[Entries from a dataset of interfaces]
+++
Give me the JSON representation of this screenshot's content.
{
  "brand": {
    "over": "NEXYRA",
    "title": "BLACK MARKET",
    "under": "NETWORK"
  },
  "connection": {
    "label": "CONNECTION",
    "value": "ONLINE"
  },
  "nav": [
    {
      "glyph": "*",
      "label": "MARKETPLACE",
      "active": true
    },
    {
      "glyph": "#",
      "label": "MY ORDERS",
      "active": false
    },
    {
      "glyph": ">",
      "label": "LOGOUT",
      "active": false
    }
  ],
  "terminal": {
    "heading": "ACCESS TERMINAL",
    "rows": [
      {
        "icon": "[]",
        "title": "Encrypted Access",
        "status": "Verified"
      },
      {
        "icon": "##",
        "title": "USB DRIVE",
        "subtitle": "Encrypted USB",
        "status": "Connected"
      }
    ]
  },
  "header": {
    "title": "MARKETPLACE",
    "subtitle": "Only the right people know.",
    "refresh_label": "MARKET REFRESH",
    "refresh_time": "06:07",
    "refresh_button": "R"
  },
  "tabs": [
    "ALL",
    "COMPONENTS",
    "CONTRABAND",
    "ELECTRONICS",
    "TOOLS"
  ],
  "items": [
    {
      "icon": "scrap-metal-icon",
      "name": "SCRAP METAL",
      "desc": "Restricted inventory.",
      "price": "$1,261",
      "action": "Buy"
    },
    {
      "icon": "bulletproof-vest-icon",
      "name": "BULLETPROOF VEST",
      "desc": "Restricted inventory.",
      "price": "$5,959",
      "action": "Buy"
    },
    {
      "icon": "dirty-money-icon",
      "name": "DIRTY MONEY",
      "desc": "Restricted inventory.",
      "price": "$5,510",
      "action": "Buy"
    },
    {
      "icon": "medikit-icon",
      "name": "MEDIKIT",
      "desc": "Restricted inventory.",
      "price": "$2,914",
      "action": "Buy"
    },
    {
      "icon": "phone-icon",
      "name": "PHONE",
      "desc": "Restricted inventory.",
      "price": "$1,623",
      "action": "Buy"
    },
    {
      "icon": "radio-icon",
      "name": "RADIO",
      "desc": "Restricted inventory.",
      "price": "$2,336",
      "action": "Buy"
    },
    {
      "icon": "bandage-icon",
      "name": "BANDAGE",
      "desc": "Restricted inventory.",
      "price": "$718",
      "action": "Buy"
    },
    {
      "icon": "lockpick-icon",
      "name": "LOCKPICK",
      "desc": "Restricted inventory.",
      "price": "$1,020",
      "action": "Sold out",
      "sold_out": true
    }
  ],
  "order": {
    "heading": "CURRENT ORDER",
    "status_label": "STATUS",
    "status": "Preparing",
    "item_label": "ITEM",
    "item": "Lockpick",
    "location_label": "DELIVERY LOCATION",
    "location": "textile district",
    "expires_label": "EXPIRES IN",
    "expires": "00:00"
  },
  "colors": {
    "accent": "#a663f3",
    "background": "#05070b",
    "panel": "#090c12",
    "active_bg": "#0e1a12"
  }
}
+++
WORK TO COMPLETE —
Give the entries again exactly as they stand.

PROBLEM SOLUTION —
Give me the JSON representation of this screenshot's content.
{
  "brand": {
    "over": "NEXYRA",
    "title": "BLACK MARKET",
    "under": "NETWORK"
  },
  "connection": {
    "label": "CONNECTION",
    "value": "ONLINE"
  },
  "nav": [
    {
      "glyph": "*",
      "label": "MARKETPLACE",
      "active": true
    },
    {
      "glyph": "#",
      "label": "MY ORDERS",
      "active": false
    },
    {
      "glyph": ">",
      "label": "LOGOUT",
      "active": false
    }
  ],
  "terminal": {
    "heading": "ACCESS TERMINAL",
    "rows": [
      {
        "icon": "[]",
        "title": "Encrypted Access",
        "status": "Verified"
      },
      {
        "icon": "##",
        "title": "USB DRIVE",
        "subtitle": "Encrypted USB",
        "status": "Connected"
      }
    ]
  },
  "header": {
    "title": "MARKETPLACE",
    "subtitle": "Only the right people know.",
    "refresh_label": "MARKET REFRESH",
    "refresh_time": "06:07",
    "refresh_button": "R"
  },
  "tabs": [
    "ALL",
    "COMPONENTS",
    "CONTRABAND",
    "ELECTRONICS",
    "TOOLS"
  ],
  "items": [
    {
      "icon": "scrap-metal-icon",
      "name": "SCRAP METAL",
      "desc": "Restricted inventory.",
      "price": "$1,261",
      "action": "Buy"
    },
    {
      "icon": "bulletproof-vest-icon",
      "name": "BULLETPROOF VEST",
      "desc": "Restricted inventory.",
      "price": "$5,959",
      "action": "Buy"
    },
    {
      "icon": "dirty-money-icon",
      "name": "DIRTY MONEY",
      "desc": "Restricted inventory.",
      "price": "$5,510",
      "action": "Buy"
    },
    {
      "icon": "medikit-icon",
      "name": "MEDIKIT",
      "desc": "Restricted inventory.",
      "price": "$2,914",
      "action": "Buy"
    },
    {
      "icon": "phone-icon",
      "name": "PHONE",
      "desc": "Restricted inventory.",
      "price": "$1,623",
      "action": "Buy"
    },
    {
      "icon": "radio-icon",
      "name": "RADIO",
      "desc": "Restricted inventory.",
      "price": "$2,336",
      "action": "Buy"
    },
    {
      "icon": "bandage-icon",
      "name": "BANDAGE",
      "desc": "Restricted inventory.",
      "price": "$718",
      "action": "Buy"
    },
    {
      "icon": "lockpick-icon",
      "name": "LOCKPICK",
      "desc": "Restricted inventory.",
      "price": "$1,020",
      "action": "Sold out",
      "sold_out": true
    }
  ],
  "order": {
    "heading": "CURRENT ORDER",
    "status_label": "STATUS",
    "status": "Preparing",
    "item_label": "ITEM",
    "item": "Lockpick",
    "location_label": "DELIVERY LOCATION",
    "location": "textile district",
    "expires_label": "EXPIRES IN",
    "expires": "00:00"
  },
  "colors": {
    "accent": "#a663f3",
    "background": "#05070b",
    "panel": "#090c12",
    "active_bg": "#0e1a12"
  }
}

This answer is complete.